Go through the entries one line at a time, and gather every line that has the word "JSON".

◆ Data records
-------
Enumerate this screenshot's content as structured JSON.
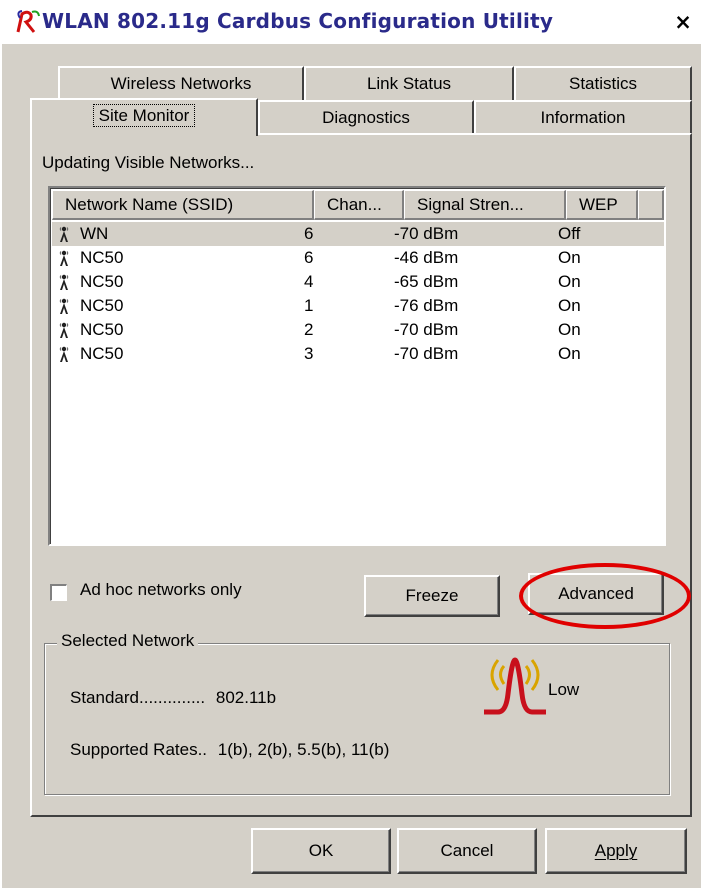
{
  "window": {
    "title": "WLAN 802.11g Cardbus Configuration Utility",
    "close_label": "×"
  },
  "tabs": {
    "top_row": [
      "Wireless Networks",
      "Link Status",
      "Statistics"
    ],
    "bottom_row": [
      "Site Monitor",
      "Diagnostics",
      "Information"
    ],
    "active": "Site Monitor"
  },
  "site_monitor": {
    "status": "Updating Visible Networks...",
    "columns": [
      "Network Name (SSID)",
      "Chan...",
      "Signal Stren...",
      "WEP"
    ],
    "networks": [
      {
        "ssid": "WN",
        "channel": "6",
        "signal": "-70 dBm",
        "wep": "Off",
        "selected": true
      },
      {
        "ssid": "NC50",
        "channel": "6",
        "signal": "-46 dBm",
        "wep": "On",
        "selected": false
      },
      {
        "ssid": "NC50",
        "channel": "4",
        "signal": "-65 dBm",
        "wep": "On",
        "selected": false
      },
      {
        "ssid": "NC50",
        "channel": "1",
        "signal": "-76 dBm",
        "wep": "On",
        "selected": false
      },
      {
        "ssid": "NC50",
        "channel": "2",
        "signal": "-70 dBm",
        "wep": "On",
        "selected": false
      },
      {
        "ssid": "NC50",
        "channel": "3",
        "signal": "-70 dBm",
        "wep": "On",
        "selected": false
      }
    ],
    "adhoc_label": "Ad hoc networks only",
    "adhoc_checked": false,
    "freeze_label": "Freeze",
    "advanced_label": "Advanced"
  },
  "selected_network": {
    "group_label": "Selected Network",
    "standard_label": "Standard..............",
    "standard_value": "802.11b",
    "rates_label": "Supported Rates..",
    "rates_value": "1(b), 2(b), 5.5(b), 11(b)",
    "signal_level": "Low"
  },
  "footer": {
    "ok_label": "OK",
    "cancel_label": "Cancel",
    "apply_label": "Apply"
  },
  "colors": {
    "window_bg": "#d4d0c8",
    "title_text": "#2a2a8a",
    "highlight_ring": "#e00000",
    "signal_icon_red": "#c8101c",
    "signal_icon_gold": "#d9a400"
  }
}
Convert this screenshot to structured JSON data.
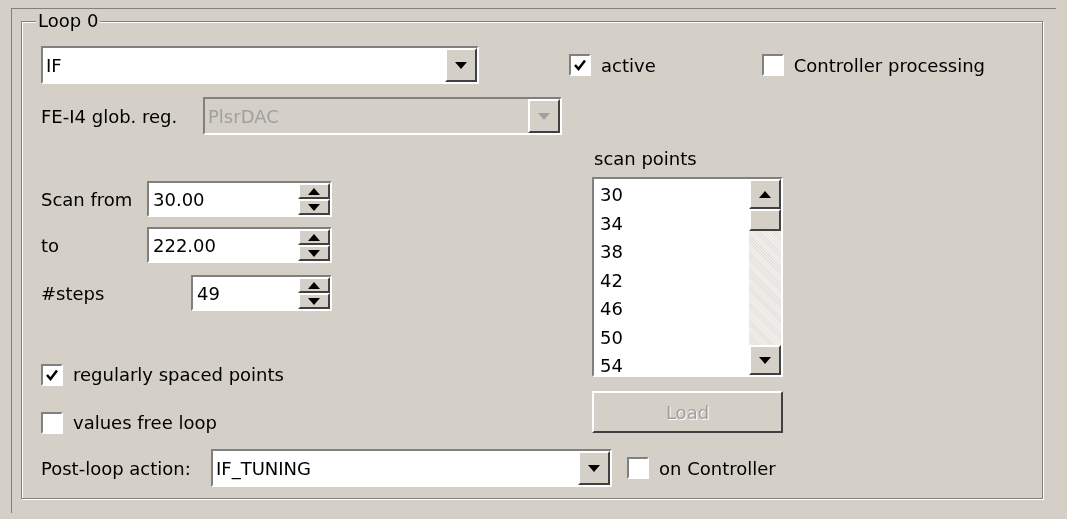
{
  "group": {
    "title": "Loop 0"
  },
  "loop_type": {
    "value": "IF"
  },
  "active": {
    "label": "active",
    "checked": true
  },
  "controller_processing": {
    "label": "Controller processing",
    "checked": false
  },
  "global_register": {
    "label": "FE-I4 glob. reg.",
    "value": "PlsrDAC",
    "disabled": true
  },
  "scan_from": {
    "label": "Scan from",
    "value": "30.00"
  },
  "scan_to": {
    "label": "to",
    "value": "222.00"
  },
  "steps": {
    "label": "#steps",
    "value": "49"
  },
  "regularly_spaced": {
    "label": "regularly spaced points",
    "checked": true
  },
  "values_free_loop": {
    "label": "values free loop",
    "checked": false
  },
  "scan_points": {
    "label": "scan points",
    "items": [
      "30",
      "34",
      "38",
      "42",
      "46",
      "50",
      "54"
    ]
  },
  "load_button": {
    "label": "Load",
    "disabled": true
  },
  "post_loop_action": {
    "label": "Post-loop action:",
    "value": "IF_TUNING"
  },
  "on_controller": {
    "label": "on Controller",
    "checked": false
  }
}
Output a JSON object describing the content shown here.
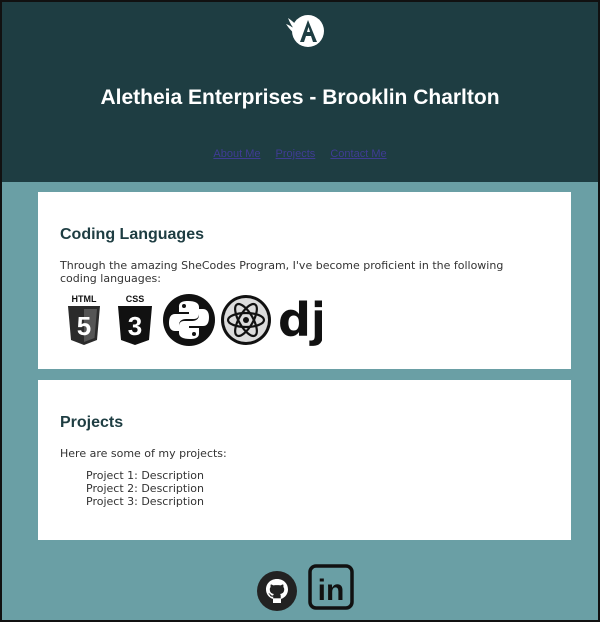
{
  "header": {
    "title": "Aletheia Enterprises - Brooklin Charlton",
    "nav": [
      "About Me",
      "Projects",
      "Contact Me"
    ]
  },
  "coding": {
    "heading": "Coding Languages",
    "text": "Through the amazing SheCodes Program, I've become proficient in the following coding languages:",
    "html_label": "HTML",
    "css_label": "CSS",
    "html_num": "5",
    "css_num": "3",
    "django_label": "dj"
  },
  "projects": {
    "heading": "Projects",
    "text": "Here are some of my projects:",
    "items": [
      "Project 1: Description",
      "Project 2: Description",
      "Project 3: Description"
    ]
  },
  "footer": {
    "linkedin_label": "in"
  },
  "icons": {
    "logo": "winged-a-logo-icon",
    "html": "html5-icon",
    "css": "css3-icon",
    "python": "python-icon",
    "react": "atom-icon",
    "django": "django-icon",
    "github": "github-icon",
    "linkedin": "linkedin-icon"
  },
  "colors": {
    "header_bg": "#1e3d42",
    "page_bg": "#6a9fa5",
    "card_bg": "#ffffff",
    "nav_link": "#3f3c94"
  }
}
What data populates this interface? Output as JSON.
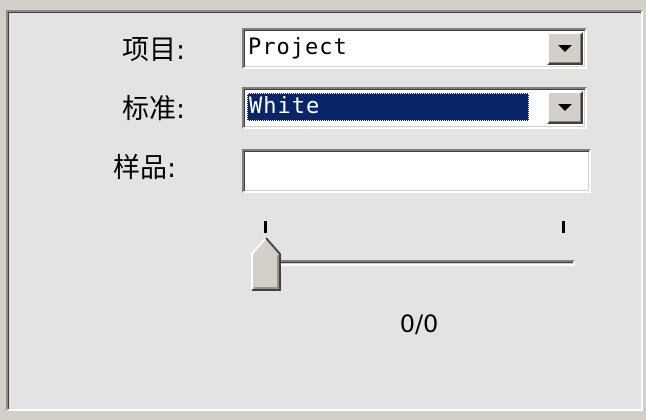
{
  "form": {
    "project_label": "项目:",
    "standard_label": "标准:",
    "sample_label": "样品:",
    "project_value": "Project",
    "standard_value": "White",
    "sample_value": ""
  },
  "slider": {
    "readout": "0/0",
    "position_fraction": 0
  },
  "colors": {
    "panel_bg": "#e3e3e3",
    "selection_bg": "#0a246a",
    "selection_text": "#ffffff",
    "button_face": "#d4d0c8"
  },
  "icons": {
    "dropdown_arrow": "chevron-down-icon"
  }
}
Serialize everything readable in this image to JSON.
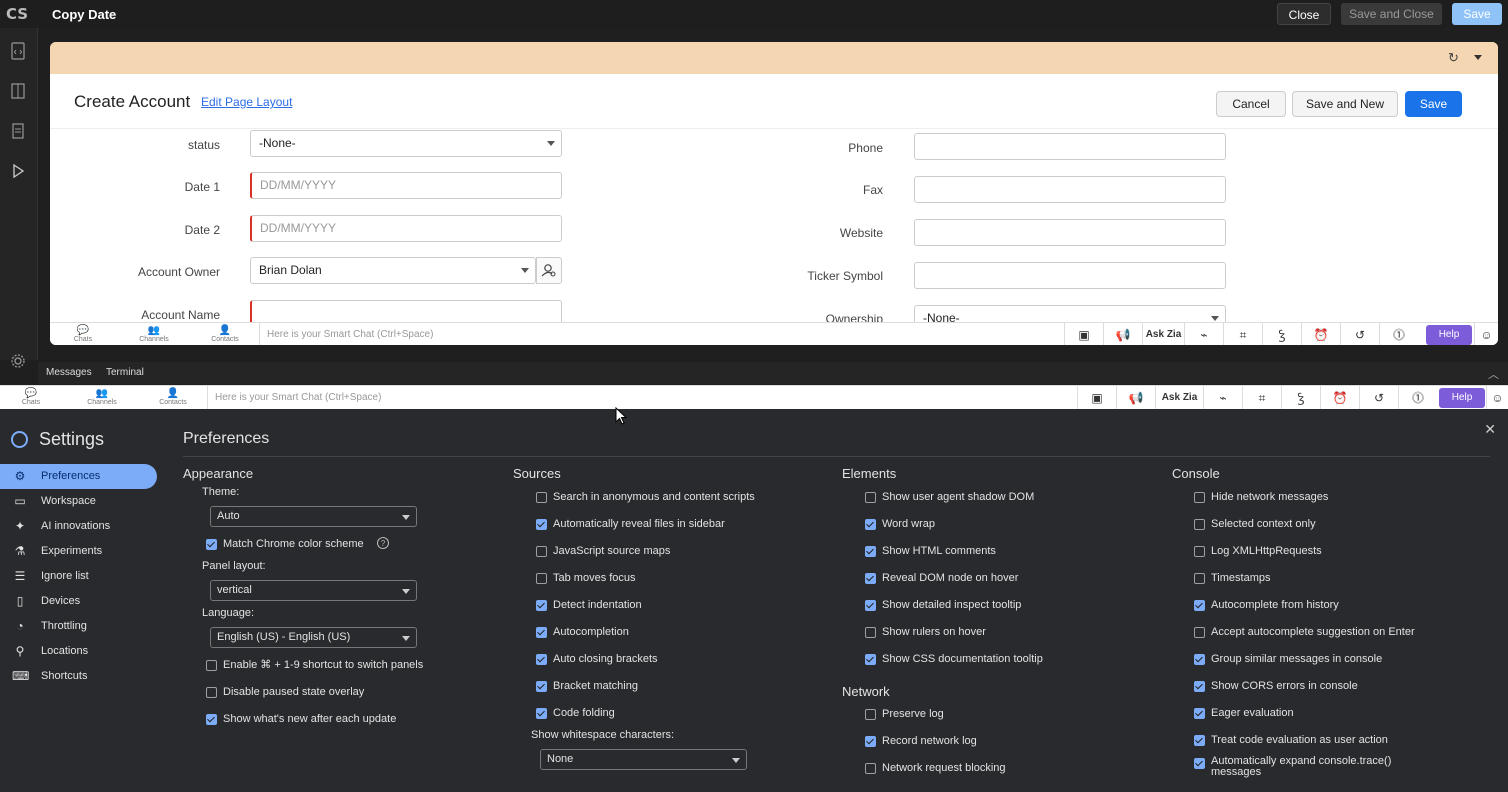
{
  "app": {
    "logo": "CS",
    "title": "Copy Date",
    "close_label": "Close",
    "save_close_label": "Save and Close",
    "save_label": "Save"
  },
  "panel": {
    "title": "Create Account",
    "edit_link": "Edit Page Layout",
    "cancel_label": "Cancel",
    "save_new_label": "Save and New",
    "save_label": "Save",
    "left_fields": [
      {
        "label": "status",
        "value": "-None-",
        "placeholder": ""
      },
      {
        "label": "Date 1",
        "value": "",
        "placeholder": "DD/MM/YYYY"
      },
      {
        "label": "Date 2",
        "value": "",
        "placeholder": "DD/MM/YYYY"
      },
      {
        "label": "Account Owner",
        "value": "Brian Dolan",
        "placeholder": ""
      },
      {
        "label": "Account Name",
        "value": "",
        "placeholder": ""
      }
    ],
    "right_fields": [
      {
        "label": "Phone",
        "value": ""
      },
      {
        "label": "Fax",
        "value": ""
      },
      {
        "label": "Website",
        "value": ""
      },
      {
        "label": "Ticker Symbol",
        "value": ""
      },
      {
        "label": "Ownership",
        "value": "-None-"
      }
    ]
  },
  "chatbar": {
    "chats": "Chats",
    "channels": "Channels",
    "contacts": "Contacts",
    "placeholder": "Here is your Smart Chat (Ctrl+Space)",
    "ask_zia": "Ask Zia",
    "help": "Help"
  },
  "bottom_tabs": {
    "messages": "Messages",
    "terminal": "Terminal"
  },
  "settings": {
    "title": "Settings",
    "nav": [
      "Preferences",
      "Workspace",
      "AI innovations",
      "Experiments",
      "Ignore list",
      "Devices",
      "Throttling",
      "Locations",
      "Shortcuts"
    ],
    "page_title": "Preferences",
    "appearance": {
      "heading": "Appearance",
      "theme_label": "Theme:",
      "theme_value": "Auto",
      "match_chrome": "Match Chrome color scheme",
      "panel_layout_label": "Panel layout:",
      "panel_layout_value": "vertical",
      "language_label": "Language:",
      "language_value": "English (US) - English (US)",
      "shortcut_switch": "Enable ⌘ + 1-9 shortcut to switch panels",
      "disable_paused": "Disable paused state overlay",
      "whats_new": "Show what's new after each update"
    },
    "sources": {
      "heading": "Sources",
      "items": [
        {
          "label": "Search in anonymous and content scripts",
          "checked": false
        },
        {
          "label": "Automatically reveal files in sidebar",
          "checked": true
        },
        {
          "label": "JavaScript source maps",
          "checked": false
        },
        {
          "label": "Tab moves focus",
          "checked": false
        },
        {
          "label": "Detect indentation",
          "checked": true
        },
        {
          "label": "Autocompletion",
          "checked": true
        },
        {
          "label": "Auto closing brackets",
          "checked": true
        },
        {
          "label": "Bracket matching",
          "checked": true
        },
        {
          "label": "Code folding",
          "checked": true
        }
      ],
      "whitespace_label": "Show whitespace characters:",
      "whitespace_value": "None"
    },
    "elements": {
      "heading": "Elements",
      "items": [
        {
          "label": "Show user agent shadow DOM",
          "checked": false
        },
        {
          "label": "Word wrap",
          "checked": true
        },
        {
          "label": "Show HTML comments",
          "checked": true
        },
        {
          "label": "Reveal DOM node on hover",
          "checked": true
        },
        {
          "label": "Show detailed inspect tooltip",
          "checked": true
        },
        {
          "label": "Show rulers on hover",
          "checked": false
        },
        {
          "label": "Show CSS documentation tooltip",
          "checked": true
        }
      ]
    },
    "network": {
      "heading": "Network",
      "items": [
        {
          "label": "Preserve log",
          "checked": false
        },
        {
          "label": "Record network log",
          "checked": true
        },
        {
          "label": "Network request blocking",
          "checked": false
        }
      ]
    },
    "console": {
      "heading": "Console",
      "items": [
        {
          "label": "Hide network messages",
          "checked": false
        },
        {
          "label": "Selected context only",
          "checked": false
        },
        {
          "label": "Log XMLHttpRequests",
          "checked": false
        },
        {
          "label": "Timestamps",
          "checked": false
        },
        {
          "label": "Autocomplete from history",
          "checked": true
        },
        {
          "label": "Accept autocomplete suggestion on Enter",
          "checked": false
        },
        {
          "label": "Group similar messages in console",
          "checked": true
        },
        {
          "label": "Show CORS errors in console",
          "checked": true
        },
        {
          "label": "Eager evaluation",
          "checked": true
        },
        {
          "label": "Treat code evaluation as user action",
          "checked": true
        },
        {
          "label": "Automatically expand console.trace() messages",
          "checked": true
        }
      ]
    }
  }
}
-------
◆ Exercise response
Enumerate this screenshot's content as structured JSON.
Convert this screenshot to structured JSON data.
Output a JSON object describing the content shown here.
What data populates this interface? Output as JSON.
Serialize everything readable in this image to JSON.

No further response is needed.